These show that, though some of the impact of terrorism on US soil fades away, some troubles still afflicting the United Statesmay drag on for an even longer time.
The attacks, in which some 3,000 people died, have caused not only losses of tens of billions of US dollars, but had a great impact on US airlines, insurance, and tourist industries.
The airline industry is reeling. Statistics show the passenger business of the major US airline companies declined 20 percent, and 70,000 people in the industry lost their jobs in less than twoweeks after the attacks.
US Airways, the country's seventh largest carrier, had to file for bankruptcy protection in August this year after suffering a loss of 2.1 billion dollars during 2001. It became the first majorAmerican airline to file for bankruptcy.
Meanwhile, the insurance industry has not avoided misfortune. It is estimated that insurance companies paid compensation rangingfrom 35 billion to 70 billion dollars.
Aviation, insurance and tourism around the whole world were also heavily stricken by the Sept. 11 terror attacks.
Statistics provided by the World Travel and Tourism Council show that the total amount of tourism in 2001 decreased by 7.4 percent compared with 2000, because of the influence of the attacks. The whole world lost about 10 million employment opportunities and aviation insurance companies had to pay a huge sum in compensations, totaling between four and five billion US dollars.

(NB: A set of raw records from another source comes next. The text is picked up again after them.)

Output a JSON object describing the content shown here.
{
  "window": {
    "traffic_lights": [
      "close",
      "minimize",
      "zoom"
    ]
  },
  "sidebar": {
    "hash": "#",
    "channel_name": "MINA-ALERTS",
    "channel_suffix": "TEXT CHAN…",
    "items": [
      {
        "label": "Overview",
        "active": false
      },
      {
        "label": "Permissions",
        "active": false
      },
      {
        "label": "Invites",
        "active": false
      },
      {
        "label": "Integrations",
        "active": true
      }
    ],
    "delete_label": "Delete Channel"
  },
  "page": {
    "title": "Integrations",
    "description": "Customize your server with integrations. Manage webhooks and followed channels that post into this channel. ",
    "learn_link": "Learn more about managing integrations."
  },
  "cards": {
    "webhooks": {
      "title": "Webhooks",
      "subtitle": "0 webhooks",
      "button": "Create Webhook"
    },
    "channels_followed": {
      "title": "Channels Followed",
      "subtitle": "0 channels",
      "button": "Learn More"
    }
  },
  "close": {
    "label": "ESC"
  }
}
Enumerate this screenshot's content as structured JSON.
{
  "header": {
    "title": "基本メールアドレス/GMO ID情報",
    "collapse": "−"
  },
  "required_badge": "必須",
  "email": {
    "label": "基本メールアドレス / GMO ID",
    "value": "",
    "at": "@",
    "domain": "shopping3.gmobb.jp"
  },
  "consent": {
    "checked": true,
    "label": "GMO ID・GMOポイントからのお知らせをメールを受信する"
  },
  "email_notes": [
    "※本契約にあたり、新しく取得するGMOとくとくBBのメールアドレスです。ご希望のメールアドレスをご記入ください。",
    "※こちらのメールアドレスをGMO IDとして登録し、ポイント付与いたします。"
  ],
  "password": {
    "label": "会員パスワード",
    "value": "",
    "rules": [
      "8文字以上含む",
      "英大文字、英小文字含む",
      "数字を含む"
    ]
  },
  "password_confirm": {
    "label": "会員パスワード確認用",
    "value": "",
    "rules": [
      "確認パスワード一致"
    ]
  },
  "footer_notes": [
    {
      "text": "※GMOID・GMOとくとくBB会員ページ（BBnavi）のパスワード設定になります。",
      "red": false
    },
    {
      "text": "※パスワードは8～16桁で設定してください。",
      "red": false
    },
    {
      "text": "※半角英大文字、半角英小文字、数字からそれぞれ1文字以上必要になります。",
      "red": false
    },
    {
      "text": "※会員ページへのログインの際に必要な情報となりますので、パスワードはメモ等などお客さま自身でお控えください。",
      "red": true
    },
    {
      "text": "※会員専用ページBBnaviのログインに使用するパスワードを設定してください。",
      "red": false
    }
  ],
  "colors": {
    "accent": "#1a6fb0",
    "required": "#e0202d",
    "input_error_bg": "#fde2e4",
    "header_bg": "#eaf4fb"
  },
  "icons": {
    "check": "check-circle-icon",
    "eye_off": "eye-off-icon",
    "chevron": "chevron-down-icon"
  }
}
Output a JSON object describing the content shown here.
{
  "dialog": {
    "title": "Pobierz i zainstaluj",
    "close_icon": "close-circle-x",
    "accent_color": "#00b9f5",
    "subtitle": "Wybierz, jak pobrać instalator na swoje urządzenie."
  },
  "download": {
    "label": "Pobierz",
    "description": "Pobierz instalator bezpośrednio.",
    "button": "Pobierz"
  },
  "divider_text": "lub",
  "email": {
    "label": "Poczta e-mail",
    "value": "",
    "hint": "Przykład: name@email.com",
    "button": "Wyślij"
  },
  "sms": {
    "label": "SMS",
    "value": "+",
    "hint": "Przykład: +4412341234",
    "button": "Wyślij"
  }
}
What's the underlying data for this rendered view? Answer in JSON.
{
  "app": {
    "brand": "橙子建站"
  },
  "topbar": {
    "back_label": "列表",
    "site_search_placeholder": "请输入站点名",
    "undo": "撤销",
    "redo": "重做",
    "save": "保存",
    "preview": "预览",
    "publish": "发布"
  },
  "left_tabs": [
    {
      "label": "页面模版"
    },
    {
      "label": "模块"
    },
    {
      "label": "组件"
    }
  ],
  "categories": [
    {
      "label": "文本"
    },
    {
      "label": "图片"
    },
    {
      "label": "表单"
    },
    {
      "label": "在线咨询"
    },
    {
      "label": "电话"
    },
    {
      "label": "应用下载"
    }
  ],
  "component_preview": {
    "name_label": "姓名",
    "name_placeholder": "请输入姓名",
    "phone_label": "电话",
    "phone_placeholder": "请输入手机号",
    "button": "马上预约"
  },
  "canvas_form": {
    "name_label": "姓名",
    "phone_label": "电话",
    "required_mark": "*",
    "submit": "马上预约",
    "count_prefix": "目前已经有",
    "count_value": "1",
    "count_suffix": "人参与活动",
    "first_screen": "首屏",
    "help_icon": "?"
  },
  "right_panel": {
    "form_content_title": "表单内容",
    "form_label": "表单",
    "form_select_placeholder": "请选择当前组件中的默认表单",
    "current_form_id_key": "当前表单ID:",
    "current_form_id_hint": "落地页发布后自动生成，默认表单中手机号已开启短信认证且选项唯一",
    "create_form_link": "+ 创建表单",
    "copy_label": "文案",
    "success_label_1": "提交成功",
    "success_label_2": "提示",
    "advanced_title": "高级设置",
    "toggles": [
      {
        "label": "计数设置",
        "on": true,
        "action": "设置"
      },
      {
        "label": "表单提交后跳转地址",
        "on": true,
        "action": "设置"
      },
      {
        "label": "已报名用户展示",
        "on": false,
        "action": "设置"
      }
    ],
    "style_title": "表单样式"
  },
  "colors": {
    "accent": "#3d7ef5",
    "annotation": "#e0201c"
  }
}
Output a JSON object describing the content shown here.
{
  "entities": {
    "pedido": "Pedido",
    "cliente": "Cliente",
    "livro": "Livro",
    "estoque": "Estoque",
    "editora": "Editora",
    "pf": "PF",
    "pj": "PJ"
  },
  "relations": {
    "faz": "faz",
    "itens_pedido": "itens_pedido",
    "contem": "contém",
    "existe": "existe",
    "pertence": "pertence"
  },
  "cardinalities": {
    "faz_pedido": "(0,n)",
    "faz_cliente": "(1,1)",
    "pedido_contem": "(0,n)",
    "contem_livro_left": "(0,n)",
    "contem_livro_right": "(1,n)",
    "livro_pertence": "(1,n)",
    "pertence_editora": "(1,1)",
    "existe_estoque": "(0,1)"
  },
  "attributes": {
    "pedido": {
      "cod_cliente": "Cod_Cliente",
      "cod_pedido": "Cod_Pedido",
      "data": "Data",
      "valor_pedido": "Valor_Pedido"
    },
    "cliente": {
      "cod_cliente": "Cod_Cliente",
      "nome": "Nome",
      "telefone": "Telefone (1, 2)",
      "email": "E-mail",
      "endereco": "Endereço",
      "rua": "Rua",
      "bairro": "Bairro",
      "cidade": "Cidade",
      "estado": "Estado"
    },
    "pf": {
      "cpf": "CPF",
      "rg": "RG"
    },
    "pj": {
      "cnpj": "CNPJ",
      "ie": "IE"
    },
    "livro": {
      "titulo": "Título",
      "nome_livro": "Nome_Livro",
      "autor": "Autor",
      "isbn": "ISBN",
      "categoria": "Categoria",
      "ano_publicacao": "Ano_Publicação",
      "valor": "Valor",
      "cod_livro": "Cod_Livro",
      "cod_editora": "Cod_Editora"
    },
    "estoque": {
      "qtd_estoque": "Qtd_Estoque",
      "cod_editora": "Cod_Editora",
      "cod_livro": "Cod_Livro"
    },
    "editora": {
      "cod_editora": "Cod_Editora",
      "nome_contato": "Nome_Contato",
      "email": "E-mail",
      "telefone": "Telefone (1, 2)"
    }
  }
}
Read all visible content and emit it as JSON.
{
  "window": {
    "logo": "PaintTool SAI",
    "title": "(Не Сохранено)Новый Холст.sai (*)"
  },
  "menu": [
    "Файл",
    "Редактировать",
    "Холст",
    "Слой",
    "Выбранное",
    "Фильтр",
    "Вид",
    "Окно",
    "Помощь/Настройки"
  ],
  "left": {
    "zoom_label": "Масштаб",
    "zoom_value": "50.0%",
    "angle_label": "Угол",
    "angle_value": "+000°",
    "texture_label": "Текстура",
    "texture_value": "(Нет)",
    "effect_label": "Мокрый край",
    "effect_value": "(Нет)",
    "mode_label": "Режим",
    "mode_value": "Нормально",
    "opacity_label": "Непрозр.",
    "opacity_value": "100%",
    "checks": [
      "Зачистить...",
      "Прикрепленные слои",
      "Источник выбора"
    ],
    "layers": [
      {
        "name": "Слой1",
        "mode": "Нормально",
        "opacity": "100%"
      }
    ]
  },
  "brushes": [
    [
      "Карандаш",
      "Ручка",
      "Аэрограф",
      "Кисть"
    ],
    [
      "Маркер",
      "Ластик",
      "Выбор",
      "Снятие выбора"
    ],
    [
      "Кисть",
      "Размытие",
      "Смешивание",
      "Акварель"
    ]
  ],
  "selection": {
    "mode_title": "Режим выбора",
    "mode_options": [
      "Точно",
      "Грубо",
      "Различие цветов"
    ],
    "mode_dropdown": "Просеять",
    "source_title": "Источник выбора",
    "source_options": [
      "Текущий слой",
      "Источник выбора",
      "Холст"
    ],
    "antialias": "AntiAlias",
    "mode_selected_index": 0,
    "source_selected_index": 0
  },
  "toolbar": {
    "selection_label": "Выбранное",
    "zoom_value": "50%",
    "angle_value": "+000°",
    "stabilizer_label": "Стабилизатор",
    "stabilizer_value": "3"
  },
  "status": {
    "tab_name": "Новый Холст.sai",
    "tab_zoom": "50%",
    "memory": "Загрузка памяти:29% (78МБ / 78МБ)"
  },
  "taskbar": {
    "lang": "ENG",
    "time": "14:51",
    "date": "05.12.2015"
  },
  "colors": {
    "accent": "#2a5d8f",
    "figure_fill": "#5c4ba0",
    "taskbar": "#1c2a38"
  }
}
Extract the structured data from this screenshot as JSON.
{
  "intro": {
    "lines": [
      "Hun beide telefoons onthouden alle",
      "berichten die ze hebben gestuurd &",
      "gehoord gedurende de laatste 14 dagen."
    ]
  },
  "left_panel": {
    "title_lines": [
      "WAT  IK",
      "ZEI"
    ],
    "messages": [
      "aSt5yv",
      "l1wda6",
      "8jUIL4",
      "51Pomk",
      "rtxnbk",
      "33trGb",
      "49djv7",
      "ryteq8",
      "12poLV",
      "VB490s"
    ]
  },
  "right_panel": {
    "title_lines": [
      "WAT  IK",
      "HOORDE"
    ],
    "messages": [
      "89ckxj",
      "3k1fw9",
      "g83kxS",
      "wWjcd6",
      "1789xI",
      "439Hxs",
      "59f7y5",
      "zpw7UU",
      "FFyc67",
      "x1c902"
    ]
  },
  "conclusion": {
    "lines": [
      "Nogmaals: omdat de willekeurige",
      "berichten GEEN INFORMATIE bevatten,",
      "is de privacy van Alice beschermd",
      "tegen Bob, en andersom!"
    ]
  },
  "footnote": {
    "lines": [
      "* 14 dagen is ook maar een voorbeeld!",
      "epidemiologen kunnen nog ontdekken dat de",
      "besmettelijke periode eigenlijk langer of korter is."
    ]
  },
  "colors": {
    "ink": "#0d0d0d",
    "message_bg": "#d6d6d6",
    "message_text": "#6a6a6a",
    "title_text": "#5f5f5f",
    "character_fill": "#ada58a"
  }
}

After the September attacks, the Bush administration put the fight against terrorism at the top of its agenda.
At the end of last year, the first anti-terrorism budget totaling 40 billion US dollars was approved by the House of Representatives and the Senate. In May, the Congress also allocated another 29 billion dollars for the second half of the 2002 fiscal year to finance the military operation in Afghanistan,domestic reconstruction and anti-terrorism actions.
When presenting the budget of the 2003 fiscal year to Congress at the beginning of this year, President Bush sharply increased spending on national security to 38 billion dollars, almost doublethat of last year.
In prevention of possible terrorist attacks on the United States in the future, Bush proposed to the Congress in June the creation of a cabinet-level Homeland Security Department to coordinate anti-terrorism actions among different government organs. About 50,000 national guards and reservists will join the line to safeguard national security.
The United States also increased its military expenditure on a large scale. On Aug.1, the Senate passed a bill for 355.4 billion US dollars to fund the military expenditure in the 2003 fiscal year. The increase of 35 billion dollars in military expenditure is the biggest in past 20 years in the US.
(Xinhua News Agency September 11, 2002)